“My husband likes football more than I/me.”
Pronoun case guidelines from Tidewater CC (very short and clear)
Diana Hacker on Choosing between pronouns such as I and me

A question most students missed

In class on Wednesday, just about everyone missed the first question in Activity 1, p. 518 (College Writing Skills with Readings 8th Edition by John Langan):

The sweaters Mom knitted for Victor and (I, me) are too small.

The correct answer is me! The sweaters Mom knitted for Victor and me are too small.

Not: The sweaters Mom knitted for Victor and I are too small. I explain why in another post (t/k).

Given how few people seem to know this rule these days, I have to assume it’s in the process of dying. If so, then at some point “the sweaters Mom knitted for Victor and I” will be considered grammatically correct. Nevertheless, for the time being the rule is alive and well in the minds of college professors – and quite possibly in the minds of your future employers – so it’s just as well to learn it now and begin to use it. To a person who knows – and hears – the difference between “the sweaters Mom knitted for Victor and me” versus “the sweaters Mom knitted for Victor and I,” the 2nd version really is jarring, and you don’t want to jar your professor or your boss.

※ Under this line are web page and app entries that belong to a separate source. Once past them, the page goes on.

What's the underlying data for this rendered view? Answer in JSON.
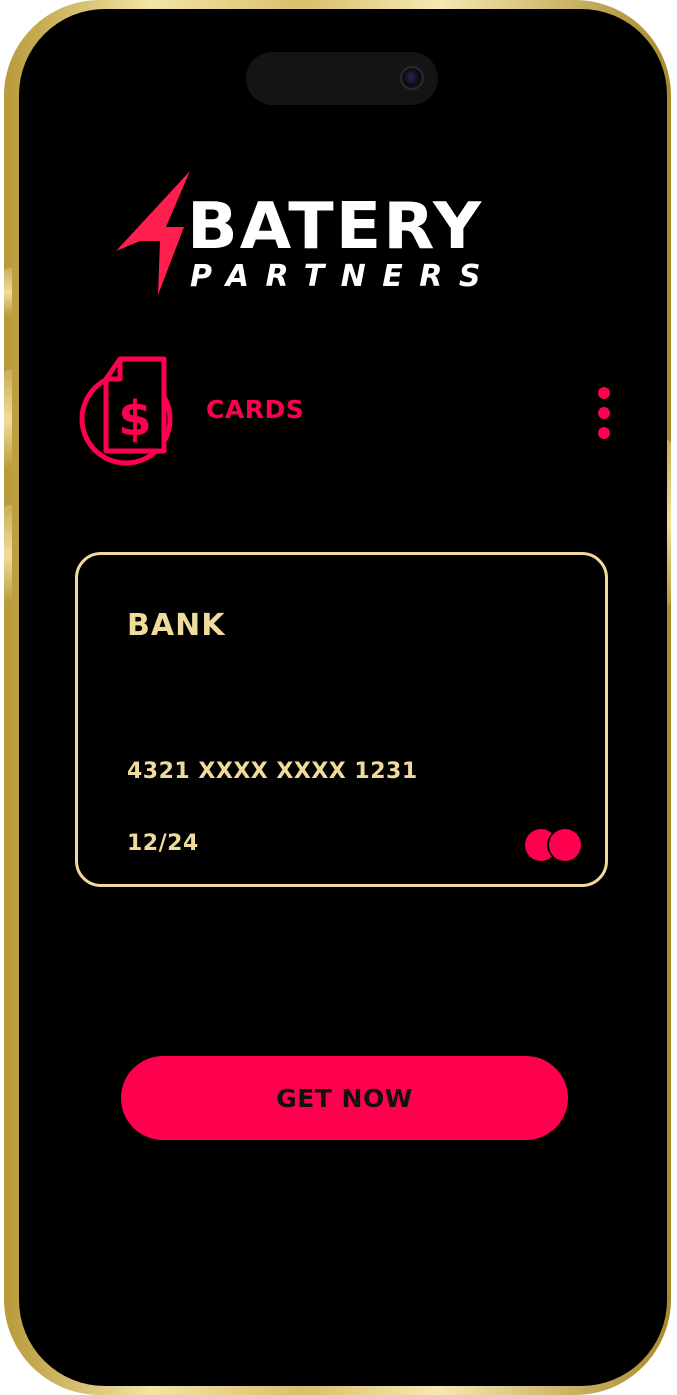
{
  "brand": {
    "name": "BATERY",
    "subtitle": "PARTNERS"
  },
  "section": {
    "icon": "dollar-document-icon",
    "title": "CARDS",
    "menu_icon": "more-vertical-icon"
  },
  "card": {
    "bank": "BANK",
    "number": "4321 XXXX XXXX 1231",
    "expiry": "12/24",
    "network_icon": "card-network-icon"
  },
  "cta": {
    "label": "GET NOW"
  },
  "colors": {
    "accent": "#ff004e",
    "card_gold": "#efdb9c",
    "background": "#000000",
    "frame_gold": "#d8bf6b"
  }
}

AND SEE:
Langan on pronouns
the sweaters Mom knitted for Victor and me
“My husband likes football more than I/me.”
Pronoun case guidelines from Tidewater CC (very short and clear)
Diana Hacker on Choosing between pronouns such as I and me